RADIO REVIEW:THE OUTCOME OF the Michaela McAreavey murder trial, in Mauritius, may have evoked an understandably indignant public reaction here, but it also called to mind the proverb about people in glass houses thinking twice before lobbing missiles.
The sound of Martin McGuinness berating a police force for its inability to secure a conviction on Thursday’s Morning Ireland (RTÉ Radio 1, weekdays) was the sort of moment that leaves satirists under threat of redundancy, but it was representative of the rush to judge another small country without first checking ourselves in the mirror.

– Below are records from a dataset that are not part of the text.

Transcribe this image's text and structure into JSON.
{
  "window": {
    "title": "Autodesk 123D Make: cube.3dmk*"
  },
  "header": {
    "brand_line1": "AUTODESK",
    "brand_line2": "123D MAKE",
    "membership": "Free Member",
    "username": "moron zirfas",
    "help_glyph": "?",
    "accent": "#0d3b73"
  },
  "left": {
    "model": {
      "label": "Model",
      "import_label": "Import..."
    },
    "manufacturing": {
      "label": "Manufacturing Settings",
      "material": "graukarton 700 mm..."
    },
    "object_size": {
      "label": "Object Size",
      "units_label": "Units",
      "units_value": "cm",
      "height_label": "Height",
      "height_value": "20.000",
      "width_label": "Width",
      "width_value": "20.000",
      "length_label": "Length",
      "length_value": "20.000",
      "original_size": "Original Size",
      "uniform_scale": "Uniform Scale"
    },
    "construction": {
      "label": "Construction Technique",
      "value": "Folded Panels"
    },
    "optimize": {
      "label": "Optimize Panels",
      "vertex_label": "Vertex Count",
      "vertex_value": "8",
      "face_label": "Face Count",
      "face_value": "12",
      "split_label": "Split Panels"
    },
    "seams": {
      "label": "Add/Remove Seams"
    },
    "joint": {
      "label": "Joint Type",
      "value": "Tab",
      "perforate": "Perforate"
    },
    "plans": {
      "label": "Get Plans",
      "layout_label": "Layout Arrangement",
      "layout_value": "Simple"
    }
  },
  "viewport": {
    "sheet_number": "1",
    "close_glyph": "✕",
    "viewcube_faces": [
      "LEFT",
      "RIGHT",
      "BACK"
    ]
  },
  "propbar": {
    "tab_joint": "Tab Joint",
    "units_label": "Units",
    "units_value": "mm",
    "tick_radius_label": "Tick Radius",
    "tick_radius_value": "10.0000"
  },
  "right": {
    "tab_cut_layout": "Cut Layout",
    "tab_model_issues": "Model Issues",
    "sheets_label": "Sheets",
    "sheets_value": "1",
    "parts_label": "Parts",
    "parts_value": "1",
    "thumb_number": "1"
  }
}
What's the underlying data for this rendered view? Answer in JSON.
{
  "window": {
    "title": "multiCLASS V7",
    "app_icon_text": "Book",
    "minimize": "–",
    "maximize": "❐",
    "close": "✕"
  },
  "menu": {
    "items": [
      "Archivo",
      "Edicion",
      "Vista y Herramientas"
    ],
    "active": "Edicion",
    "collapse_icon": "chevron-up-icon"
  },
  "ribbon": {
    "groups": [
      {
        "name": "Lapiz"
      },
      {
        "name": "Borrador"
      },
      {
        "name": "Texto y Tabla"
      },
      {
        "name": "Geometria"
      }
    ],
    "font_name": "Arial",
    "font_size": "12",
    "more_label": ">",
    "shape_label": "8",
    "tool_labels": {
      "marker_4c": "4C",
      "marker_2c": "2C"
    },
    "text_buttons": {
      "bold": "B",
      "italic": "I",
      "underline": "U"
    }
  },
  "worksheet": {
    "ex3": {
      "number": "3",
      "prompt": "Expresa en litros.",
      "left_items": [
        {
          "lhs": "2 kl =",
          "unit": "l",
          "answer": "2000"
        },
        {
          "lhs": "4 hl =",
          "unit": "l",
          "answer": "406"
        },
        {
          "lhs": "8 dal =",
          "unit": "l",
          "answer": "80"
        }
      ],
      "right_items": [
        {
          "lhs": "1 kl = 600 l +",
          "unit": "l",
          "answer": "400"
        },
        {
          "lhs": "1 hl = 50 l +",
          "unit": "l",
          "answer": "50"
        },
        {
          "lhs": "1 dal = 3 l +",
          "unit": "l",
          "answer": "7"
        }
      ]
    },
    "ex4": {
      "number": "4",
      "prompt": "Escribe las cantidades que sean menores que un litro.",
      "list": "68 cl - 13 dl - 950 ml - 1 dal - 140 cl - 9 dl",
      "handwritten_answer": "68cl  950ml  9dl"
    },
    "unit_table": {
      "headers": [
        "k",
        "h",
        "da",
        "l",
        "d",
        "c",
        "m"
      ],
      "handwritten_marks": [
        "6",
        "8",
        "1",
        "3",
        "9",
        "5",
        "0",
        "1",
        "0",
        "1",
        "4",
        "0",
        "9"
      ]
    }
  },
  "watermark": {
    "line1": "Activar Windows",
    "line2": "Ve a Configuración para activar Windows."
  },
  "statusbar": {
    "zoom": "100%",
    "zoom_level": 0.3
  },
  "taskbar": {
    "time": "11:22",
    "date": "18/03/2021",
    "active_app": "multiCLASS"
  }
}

As the former TD Jim Glennon noted on Monday’s edition of Lunchtime (Newstalk, weekdays), Ireland’s forces of law and order did not “cover themselves in glory” in the still unsolved Sophie Toscan du Plantier murder case. But, he added to Jonathan Healy, we would feel aggrieved if French politicians called for a tourism boycott over the matter, a sanction the Fine Gael Senator Seán Kelly had rashly suggested for Mauritius. Glennon’s considered call for perspective was a welcome exception to the intemperate tone that pervaded discussion of the topic.
Another voice was heard this week asking whether Ireland’s justice system was itself up to scratch. But as is often the case with George Hook (The Right Hook, Newstalk, weekdays), reflective analysis was ditched for fuming tirades. The object of Hook’s ire was the supposedly light sentencing habits of Irish judges, a topic triggered by the terms handed down for two particularly egregious crimes: 16 months for a woman who sexually exploited her four-year-old daughter by filming her with a semi-naked man; and 10 years for a burglar who brutally sexually assaulted a woman in her home.
There was no doubting Hook’s sincere interest. He told listeners to Tuesday’s show that, having read newspaper reports about the sentences, he had told his production team he was going to tackle the subject. Talking to Dr Conor O’Mahony of University College Cork, the presenter set out his stall. “You’re going to tell me it’s a complex issue,” Hook said, “and I don’t buy that at all. It’s a simple issue.” When his guest opined that it was indeed complex, involving judicial discretion and mitigating circumstances, Hook dismissed this as “old guff”. “I have no problem with judges having latitude,” he said, “but if you get a hanging judge, you get absolutely abused by the media.” This sounded odd from a media figure who was using his platform to lash the bench for liberal bias.
When O’Mahony, who agreed the sentences seemed very lenient, speculated whether the abusive mother’s punishment was lessened because she had already lost custody of her daughter, Hook had enough of this legalistic nonsense. “Let’s imagine you and I are two guys in a pub, sharing a bottle of beer, sitting on a stool, talking about this case,” spluttered Hook. “Should a woman who uses her daughter for a sexual video have custody at all?” It was a legitimate question, but that Hook apparently views the pub as the ultimate arbiter of common sense suggests he is not the man to reform our legal system.